Increased gender and racial diversity in the labor market since the 1960s has been a key factor in America’s booming growth in productivity, suggests a new study by the National Bureau of Economic Research.

In 1960, 94 percent of doctors and lawyers were white men. By 2008, this was just 62 percent. Similar changes have occurred across professions throughout the U.S. economy during the last 50 years.

A half century ago, being a white man was clearly considered an advantage (if not a requirement) for employment in certain professions. Things have obviously changed since, though subconscious attitudes in this vein surely still persist.

Read More At TheWeek.com

Why the Volcker Rule won’t solve the problem of Too Big To Fail

The Volcker Rule was originally proposed to end the problem of banks needing taxpayer bailouts. Paul Volcker, the former chairman of the Federal Reserve, proposed that commercial banks using customer deposits to trade — a practice known as proprietary trading — played a key role in the financial crisis that began in 2007.

Five former Secretaries of the Treasury — W. Michael Blumenthal, Nicholas Brady, Paul O’Neill, George Shultz, and John Snow — endorsed the Volcker Rule in an open letter to the Wall Street Journal, writing that banks “should not engage in essentially speculative activity unrelated to essential bank services.”

The Volcker Rule was signed into law as part of the Dodd–Frank Wall Street Reform and Consumer Protection Act in July of 2010, but its implementation has been delayed until yesterday when it finally received approval from the five (!) regulatory agencies that will enforce it — the Federal Reserve, the Federal Deposit Insurance Corporation, the Office of the Comptroller of the Currency, the Securities and Exchange Commission (SEC), and the Commodity Futures Trading Commission (CFTC).

Read More At TheWeek.com

Is the rent really too damn high?

new study from Harvard University shows that in the last thirty years, rents have risen and the income of renters has fallen:

[America’s Rental Housing]

Read More At TheWeek.com

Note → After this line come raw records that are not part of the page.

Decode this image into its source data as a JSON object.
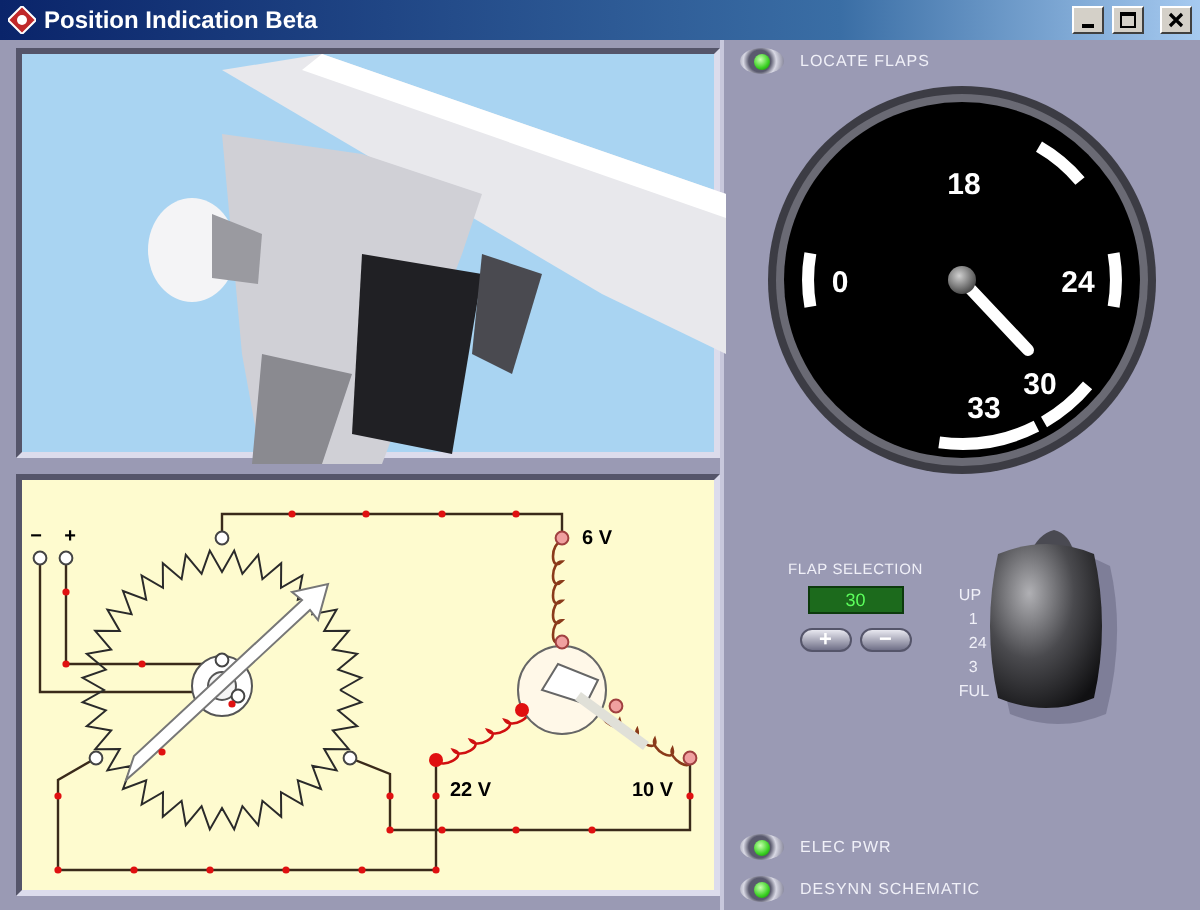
{
  "window": {
    "title": "Position Indication Beta"
  },
  "indicators": [
    {
      "label": "LOCATE FLAPS",
      "on": true
    },
    {
      "label": "ELEC PWR",
      "on": true
    },
    {
      "label": "DESYNN SCHEMATIC",
      "on": true
    }
  ],
  "gauge": {
    "scale_labels": [
      "0",
      "18",
      "24",
      "30",
      "33"
    ]
  },
  "schematic": {
    "terminals": [
      "−",
      "+"
    ],
    "voltages": [
      "6 V",
      "22 V",
      "10 V"
    ]
  },
  "flap_selection": {
    "label": "FLAP SELECTION",
    "value": "30",
    "buttons": [
      "+",
      "−"
    ]
  },
  "flap_lever": {
    "positions": [
      "UP",
      "1",
      "24",
      "3",
      "FUL"
    ]
  }
}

Why America’s new love affair with saving is not great economic news

This data from Gallup shows that the 2008 recession transformed America’s relationship with money. In 2006, before the recession, 55 percent of Americans saw themselves are savers, and 45 percent saw themselves as spenders. By 2010, 62 percent saw themselves as savers, and only 35 percent saw themselves as spenders, a pattern which holds up today:

This tallies with data showing that the total level of money Americans are sitting on has soared since the recession. This is not great news.

Read More At TheWeek.com